=== Section Start ===

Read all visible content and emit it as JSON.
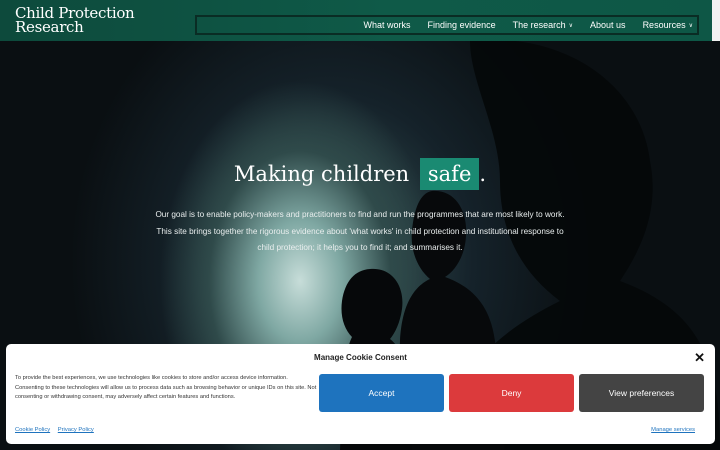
{
  "header": {
    "logo_line1": "Child Protection",
    "logo_line2": "Research",
    "nav": [
      {
        "label": "What works",
        "has_dropdown": false
      },
      {
        "label": "Finding evidence",
        "has_dropdown": false
      },
      {
        "label": "The research",
        "has_dropdown": true
      },
      {
        "label": "About us",
        "has_dropdown": false
      },
      {
        "label": "Resources",
        "has_dropdown": true
      }
    ]
  },
  "hero": {
    "headline_prefix": "Making children",
    "headline_highlight": "safe",
    "headline_suffix": ".",
    "intro": "Our goal is to enable policy-makers and practitioners to find and run the programmes that are most likely to work. This site brings together the rigorous evidence about 'what works' in child protection and institutional response to child protection; it helps you to find it; and summarises it."
  },
  "cookie": {
    "title": "Manage Cookie Consent",
    "close_icon": "close-icon",
    "text": "To provide the best experiences, we use technologies like cookies to store and/or access device information. Consenting to these technologies will allow us to process data such as browsing behavior or unique IDs on this site. Not consenting or withdrawing consent, may adversely affect certain features and functions.",
    "accept": "Accept",
    "deny": "Deny",
    "preferences": "View preferences",
    "cookie_policy": "Cookie Policy",
    "privacy_policy": "Privacy Policy",
    "manage_services": "Manage services"
  },
  "colors": {
    "header_green": "#0f5a48",
    "highlight_green": "#1a8a72",
    "accept_blue": "#1e73be",
    "deny_red": "#dc3a3c",
    "prefs_gray": "#444444"
  }
}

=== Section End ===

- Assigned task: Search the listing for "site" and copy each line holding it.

- Worked solution:
    "intro": "Our goal is to enable policy-makers and practitioners to find and run the programmes that are most likely to work. This site brings together the rigorous evidence about 'what works' in child protection and institutional response to child protection; it helps you to find it; and summarises it."
    "text": "To provide the best experiences, we use technologies like cookies to store and/or access device information. Consenting to these technologies will allow us to process data such as browsing behavior or unique IDs on this site. Not consenting or withdrawing consent, may adversely affect certain features and functions.",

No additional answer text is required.